*What to work on*: Could you show all lines in the entries below that contain the string "this"?

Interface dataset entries
"""

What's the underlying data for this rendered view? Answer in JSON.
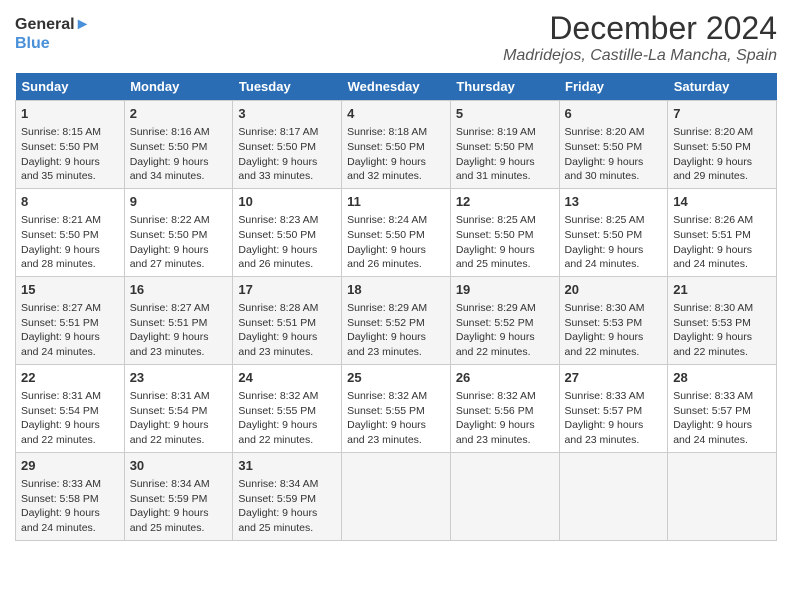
{
  "logo": {
    "line1": "General",
    "line2": "Blue"
  },
  "title": "December 2024",
  "subtitle": "Madridejos, Castille-La Mancha, Spain",
  "days_of_week": [
    "Sunday",
    "Monday",
    "Tuesday",
    "Wednesday",
    "Thursday",
    "Friday",
    "Saturday"
  ],
  "weeks": [
    [
      {
        "day": 1,
        "sunrise": "8:15 AM",
        "sunset": "5:50 PM",
        "daylight": "9 hours and 35 minutes."
      },
      {
        "day": 2,
        "sunrise": "8:16 AM",
        "sunset": "5:50 PM",
        "daylight": "9 hours and 34 minutes."
      },
      {
        "day": 3,
        "sunrise": "8:17 AM",
        "sunset": "5:50 PM",
        "daylight": "9 hours and 33 minutes."
      },
      {
        "day": 4,
        "sunrise": "8:18 AM",
        "sunset": "5:50 PM",
        "daylight": "9 hours and 32 minutes."
      },
      {
        "day": 5,
        "sunrise": "8:19 AM",
        "sunset": "5:50 PM",
        "daylight": "9 hours and 31 minutes."
      },
      {
        "day": 6,
        "sunrise": "8:20 AM",
        "sunset": "5:50 PM",
        "daylight": "9 hours and 30 minutes."
      },
      {
        "day": 7,
        "sunrise": "8:20 AM",
        "sunset": "5:50 PM",
        "daylight": "9 hours and 29 minutes."
      }
    ],
    [
      {
        "day": 8,
        "sunrise": "8:21 AM",
        "sunset": "5:50 PM",
        "daylight": "9 hours and 28 minutes."
      },
      {
        "day": 9,
        "sunrise": "8:22 AM",
        "sunset": "5:50 PM",
        "daylight": "9 hours and 27 minutes."
      },
      {
        "day": 10,
        "sunrise": "8:23 AM",
        "sunset": "5:50 PM",
        "daylight": "9 hours and 26 minutes."
      },
      {
        "day": 11,
        "sunrise": "8:24 AM",
        "sunset": "5:50 PM",
        "daylight": "9 hours and 26 minutes."
      },
      {
        "day": 12,
        "sunrise": "8:25 AM",
        "sunset": "5:50 PM",
        "daylight": "9 hours and 25 minutes."
      },
      {
        "day": 13,
        "sunrise": "8:25 AM",
        "sunset": "5:50 PM",
        "daylight": "9 hours and 24 minutes."
      },
      {
        "day": 14,
        "sunrise": "8:26 AM",
        "sunset": "5:51 PM",
        "daylight": "9 hours and 24 minutes."
      }
    ],
    [
      {
        "day": 15,
        "sunrise": "8:27 AM",
        "sunset": "5:51 PM",
        "daylight": "9 hours and 24 minutes."
      },
      {
        "day": 16,
        "sunrise": "8:27 AM",
        "sunset": "5:51 PM",
        "daylight": "9 hours and 23 minutes."
      },
      {
        "day": 17,
        "sunrise": "8:28 AM",
        "sunset": "5:51 PM",
        "daylight": "9 hours and 23 minutes."
      },
      {
        "day": 18,
        "sunrise": "8:29 AM",
        "sunset": "5:52 PM",
        "daylight": "9 hours and 23 minutes."
      },
      {
        "day": 19,
        "sunrise": "8:29 AM",
        "sunset": "5:52 PM",
        "daylight": "9 hours and 22 minutes."
      },
      {
        "day": 20,
        "sunrise": "8:30 AM",
        "sunset": "5:53 PM",
        "daylight": "9 hours and 22 minutes."
      },
      {
        "day": 21,
        "sunrise": "8:30 AM",
        "sunset": "5:53 PM",
        "daylight": "9 hours and 22 minutes."
      }
    ],
    [
      {
        "day": 22,
        "sunrise": "8:31 AM",
        "sunset": "5:54 PM",
        "daylight": "9 hours and 22 minutes."
      },
      {
        "day": 23,
        "sunrise": "8:31 AM",
        "sunset": "5:54 PM",
        "daylight": "9 hours and 22 minutes."
      },
      {
        "day": 24,
        "sunrise": "8:32 AM",
        "sunset": "5:55 PM",
        "daylight": "9 hours and 22 minutes."
      },
      {
        "day": 25,
        "sunrise": "8:32 AM",
        "sunset": "5:55 PM",
        "daylight": "9 hours and 23 minutes."
      },
      {
        "day": 26,
        "sunrise": "8:32 AM",
        "sunset": "5:56 PM",
        "daylight": "9 hours and 23 minutes."
      },
      {
        "day": 27,
        "sunrise": "8:33 AM",
        "sunset": "5:57 PM",
        "daylight": "9 hours and 23 minutes."
      },
      {
        "day": 28,
        "sunrise": "8:33 AM",
        "sunset": "5:57 PM",
        "daylight": "9 hours and 24 minutes."
      }
    ],
    [
      {
        "day": 29,
        "sunrise": "8:33 AM",
        "sunset": "5:58 PM",
        "daylight": "9 hours and 24 minutes."
      },
      {
        "day": 30,
        "sunrise": "8:34 AM",
        "sunset": "5:59 PM",
        "daylight": "9 hours and 25 minutes."
      },
      {
        "day": 31,
        "sunrise": "8:34 AM",
        "sunset": "5:59 PM",
        "daylight": "9 hours and 25 minutes."
      },
      null,
      null,
      null,
      null
    ]
  ]
}
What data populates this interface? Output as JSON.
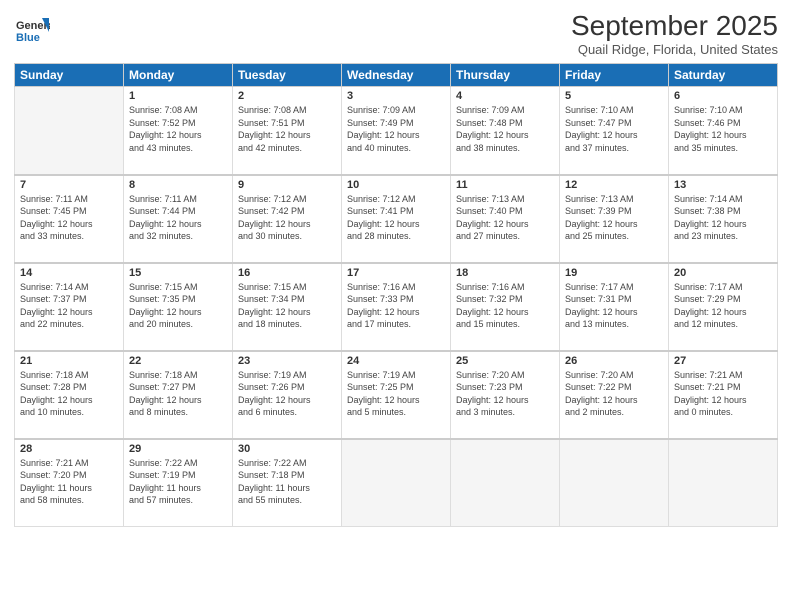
{
  "header": {
    "logo_line1": "General",
    "logo_line2": "Blue",
    "month": "September 2025",
    "location": "Quail Ridge, Florida, United States"
  },
  "weekdays": [
    "Sunday",
    "Monday",
    "Tuesday",
    "Wednesday",
    "Thursday",
    "Friday",
    "Saturday"
  ],
  "weeks": [
    [
      {
        "day": "",
        "info": ""
      },
      {
        "day": "1",
        "info": "Sunrise: 7:08 AM\nSunset: 7:52 PM\nDaylight: 12 hours\nand 43 minutes."
      },
      {
        "day": "2",
        "info": "Sunrise: 7:08 AM\nSunset: 7:51 PM\nDaylight: 12 hours\nand 42 minutes."
      },
      {
        "day": "3",
        "info": "Sunrise: 7:09 AM\nSunset: 7:49 PM\nDaylight: 12 hours\nand 40 minutes."
      },
      {
        "day": "4",
        "info": "Sunrise: 7:09 AM\nSunset: 7:48 PM\nDaylight: 12 hours\nand 38 minutes."
      },
      {
        "day": "5",
        "info": "Sunrise: 7:10 AM\nSunset: 7:47 PM\nDaylight: 12 hours\nand 37 minutes."
      },
      {
        "day": "6",
        "info": "Sunrise: 7:10 AM\nSunset: 7:46 PM\nDaylight: 12 hours\nand 35 minutes."
      }
    ],
    [
      {
        "day": "7",
        "info": "Sunrise: 7:11 AM\nSunset: 7:45 PM\nDaylight: 12 hours\nand 33 minutes."
      },
      {
        "day": "8",
        "info": "Sunrise: 7:11 AM\nSunset: 7:44 PM\nDaylight: 12 hours\nand 32 minutes."
      },
      {
        "day": "9",
        "info": "Sunrise: 7:12 AM\nSunset: 7:42 PM\nDaylight: 12 hours\nand 30 minutes."
      },
      {
        "day": "10",
        "info": "Sunrise: 7:12 AM\nSunset: 7:41 PM\nDaylight: 12 hours\nand 28 minutes."
      },
      {
        "day": "11",
        "info": "Sunrise: 7:13 AM\nSunset: 7:40 PM\nDaylight: 12 hours\nand 27 minutes."
      },
      {
        "day": "12",
        "info": "Sunrise: 7:13 AM\nSunset: 7:39 PM\nDaylight: 12 hours\nand 25 minutes."
      },
      {
        "day": "13",
        "info": "Sunrise: 7:14 AM\nSunset: 7:38 PM\nDaylight: 12 hours\nand 23 minutes."
      }
    ],
    [
      {
        "day": "14",
        "info": "Sunrise: 7:14 AM\nSunset: 7:37 PM\nDaylight: 12 hours\nand 22 minutes."
      },
      {
        "day": "15",
        "info": "Sunrise: 7:15 AM\nSunset: 7:35 PM\nDaylight: 12 hours\nand 20 minutes."
      },
      {
        "day": "16",
        "info": "Sunrise: 7:15 AM\nSunset: 7:34 PM\nDaylight: 12 hours\nand 18 minutes."
      },
      {
        "day": "17",
        "info": "Sunrise: 7:16 AM\nSunset: 7:33 PM\nDaylight: 12 hours\nand 17 minutes."
      },
      {
        "day": "18",
        "info": "Sunrise: 7:16 AM\nSunset: 7:32 PM\nDaylight: 12 hours\nand 15 minutes."
      },
      {
        "day": "19",
        "info": "Sunrise: 7:17 AM\nSunset: 7:31 PM\nDaylight: 12 hours\nand 13 minutes."
      },
      {
        "day": "20",
        "info": "Sunrise: 7:17 AM\nSunset: 7:29 PM\nDaylight: 12 hours\nand 12 minutes."
      }
    ],
    [
      {
        "day": "21",
        "info": "Sunrise: 7:18 AM\nSunset: 7:28 PM\nDaylight: 12 hours\nand 10 minutes."
      },
      {
        "day": "22",
        "info": "Sunrise: 7:18 AM\nSunset: 7:27 PM\nDaylight: 12 hours\nand 8 minutes."
      },
      {
        "day": "23",
        "info": "Sunrise: 7:19 AM\nSunset: 7:26 PM\nDaylight: 12 hours\nand 6 minutes."
      },
      {
        "day": "24",
        "info": "Sunrise: 7:19 AM\nSunset: 7:25 PM\nDaylight: 12 hours\nand 5 minutes."
      },
      {
        "day": "25",
        "info": "Sunrise: 7:20 AM\nSunset: 7:23 PM\nDaylight: 12 hours\nand 3 minutes."
      },
      {
        "day": "26",
        "info": "Sunrise: 7:20 AM\nSunset: 7:22 PM\nDaylight: 12 hours\nand 2 minutes."
      },
      {
        "day": "27",
        "info": "Sunrise: 7:21 AM\nSunset: 7:21 PM\nDaylight: 12 hours\nand 0 minutes."
      }
    ],
    [
      {
        "day": "28",
        "info": "Sunrise: 7:21 AM\nSunset: 7:20 PM\nDaylight: 11 hours\nand 58 minutes."
      },
      {
        "day": "29",
        "info": "Sunrise: 7:22 AM\nSunset: 7:19 PM\nDaylight: 11 hours\nand 57 minutes."
      },
      {
        "day": "30",
        "info": "Sunrise: 7:22 AM\nSunset: 7:18 PM\nDaylight: 11 hours\nand 55 minutes."
      },
      {
        "day": "",
        "info": ""
      },
      {
        "day": "",
        "info": ""
      },
      {
        "day": "",
        "info": ""
      },
      {
        "day": "",
        "info": ""
      }
    ]
  ]
}
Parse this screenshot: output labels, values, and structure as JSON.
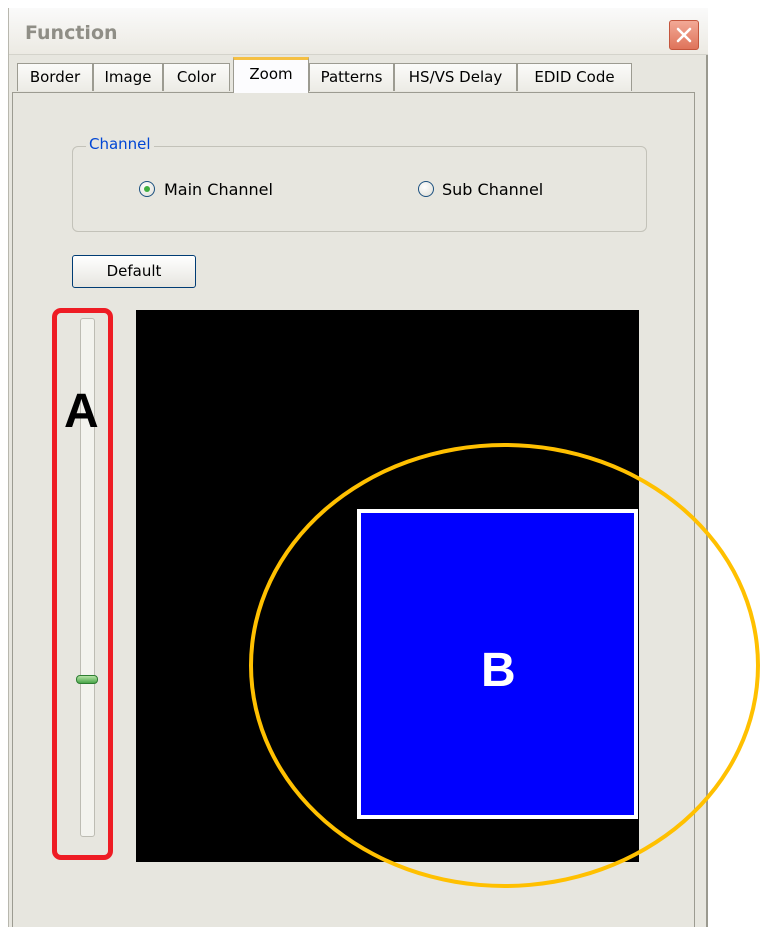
{
  "window": {
    "title": "Function"
  },
  "tabs": [
    {
      "label": "Border",
      "active": false
    },
    {
      "label": "Image",
      "active": false
    },
    {
      "label": "Color",
      "active": false
    },
    {
      "label": "Zoom",
      "active": true
    },
    {
      "label": "Patterns",
      "active": false
    },
    {
      "label": "HS/VS Delay",
      "active": false
    },
    {
      "label": "EDID Code",
      "active": false
    }
  ],
  "channel_group": {
    "legend": "Channel",
    "options": [
      {
        "label": "Main Channel",
        "selected": true
      },
      {
        "label": "Sub Channel",
        "selected": false
      }
    ]
  },
  "default_button": {
    "label": "Default"
  },
  "zoom_slider": {
    "orientation": "vertical",
    "position_fraction_from_top": 0.7
  },
  "annotations": {
    "a_label": "A",
    "b_label": "B",
    "a_color": "#ee1c24",
    "b_color": "#ffc000"
  },
  "preview": {
    "background_color": "#000000",
    "zoom_region_color": "#0000ff"
  },
  "icons": {
    "close": "close-icon"
  }
}
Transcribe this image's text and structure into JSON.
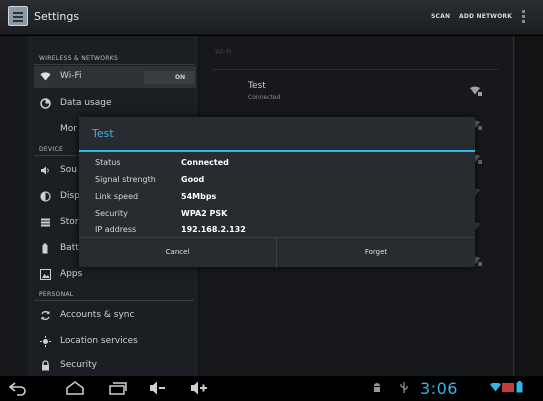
{
  "actionbar": {
    "title": "Settings",
    "scan_label": "SCAN",
    "add_network_label": "ADD NETWORK"
  },
  "sidebar": {
    "sections": {
      "wireless": "WIRELESS & NETWORKS",
      "device": "DEVICE",
      "personal": "PERSONAL"
    },
    "items": [
      {
        "label": "Wi-Fi",
        "icon": "wifi-icon",
        "toggle": "ON"
      },
      {
        "label": "Data usage",
        "icon": "data-usage-icon"
      },
      {
        "label": "Mor",
        "icon": ""
      },
      {
        "label": "Sou",
        "icon": "sound-icon"
      },
      {
        "label": "Disp",
        "icon": "display-icon"
      },
      {
        "label": "Stor",
        "icon": "storage-icon"
      },
      {
        "label": "Batt",
        "icon": "battery-icon"
      },
      {
        "label": "Apps",
        "icon": "apps-icon"
      },
      {
        "label": "Accounts & sync",
        "icon": "sync-icon"
      },
      {
        "label": "Location services",
        "icon": "location-icon"
      },
      {
        "label": "Security",
        "icon": "lock-icon"
      }
    ]
  },
  "wifi_panel": {
    "header": "Wi-Fi",
    "networks": [
      {
        "name": "Test",
        "status": "Connected"
      }
    ]
  },
  "dialog": {
    "title": "Test",
    "rows": [
      {
        "key": "Status",
        "value": "Connected"
      },
      {
        "key": "Signal strength",
        "value": "Good"
      },
      {
        "key": "Link speed",
        "value": "54Mbps"
      },
      {
        "key": "Security",
        "value": "WPA2 PSK"
      },
      {
        "key": "IP address",
        "value": "192.168.2.132"
      }
    ],
    "cancel_label": "Cancel",
    "forget_label": "Forget"
  },
  "systembar": {
    "clock": "3:06"
  },
  "colors": {
    "accent": "#33b5e5",
    "background": "#16181b"
  }
}
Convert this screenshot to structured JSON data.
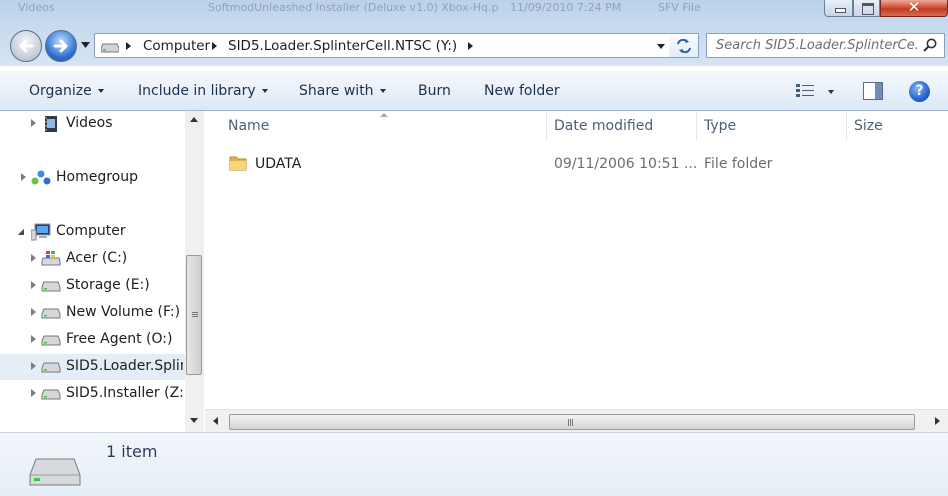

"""

*Response to the task*:
What's the underlying data for this rendered view? Answer in JSON.
What data populates this interface? Output as JSON.
Parse this screenshot: output labels, values, and structure as JSON.
Transcribe this image's text and structure into JSON.
Convert this screenshot to structured JSON data.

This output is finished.